The Arizona Wildcats have to replace the 16.1 points and 8.9 rebounds Zeke Nnaji averaged last season somehow, and maybe Azuolas Tubelis can do it.

UA head coach Sean Miller compared the Lithuanian freshman to Nnaji on Tuesday, his first time speaking publicly about Tubelis, whose twin Tautvilas also signed with the Wildcats but is not quite as decorated as a player.

“I think he gives us a lot of the same things that we came to love about Zeke Nnaji in that he’s a forward that’s versatile, very physical, can impact the game around the basket, but also is adept away from the rim, maybe even a little bit more so than Zeke,” Miller said of Azuolas. “Zeke maybe was a little bit bigger and more physical around the basket.”
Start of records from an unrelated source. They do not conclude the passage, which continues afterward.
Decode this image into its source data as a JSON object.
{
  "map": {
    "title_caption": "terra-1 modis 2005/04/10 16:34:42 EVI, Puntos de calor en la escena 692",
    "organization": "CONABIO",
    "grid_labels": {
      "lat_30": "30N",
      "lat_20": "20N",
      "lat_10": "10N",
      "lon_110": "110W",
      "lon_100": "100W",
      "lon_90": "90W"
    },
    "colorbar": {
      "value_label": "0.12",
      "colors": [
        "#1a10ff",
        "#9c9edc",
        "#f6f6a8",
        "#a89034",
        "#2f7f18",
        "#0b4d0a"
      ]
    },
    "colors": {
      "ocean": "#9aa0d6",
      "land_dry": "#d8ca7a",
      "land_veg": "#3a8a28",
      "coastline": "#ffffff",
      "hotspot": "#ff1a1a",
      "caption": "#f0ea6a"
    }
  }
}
Nnaji won a Minnesota state championship at Hopkins High School before joining Arizona, but Tubelis has an even stronger resume.

The 6-foot-9, 227-pound forward averaged 16.5 points per game for Perlas Vilinius in the NKL, Lithuania’s second-best professional league, this season. Tubelis shot 50 percent from the field and grabbed 6.2 boards per game, despite competing against men.

When Tubelis competed against players his own age in the junior league, he averaged 20.5 points and 12.5 rebounds across four games while shooting 64 percent from the field.

Tubelis has also represented Lithuania on the FIBA circuit and, what do you know, he dominated there too, leading his country in scoring (14.9 PPG) and rebounding (12.6 RPG) at the U18 European Championships.

ESPN declared Tubelis as the top international prospect to go to college, where he should have a strong shot to be a day-one starter.

“The one thing about all of our guys that are that are coming in from the international game, they’ve been battle tested in FIBA,” Miller said. “They played for their country. They played against some great competition in Europe, they’ve traveled to the United States almost all of them. And I think they have a good feel for the game, so they’re not going to be a deer in headlights when it comes to college basketball.

“There’s certainly going to be an adjustment period but I think all of them come very well-coached, very well schooled and having played in a variety of competitive environments that will remind them of college. I think the more important part of it is the cultural adjustment, being a long way from home with the virus and making sure that we welcome them with open arms as a university, as a community, and as a basketball program.”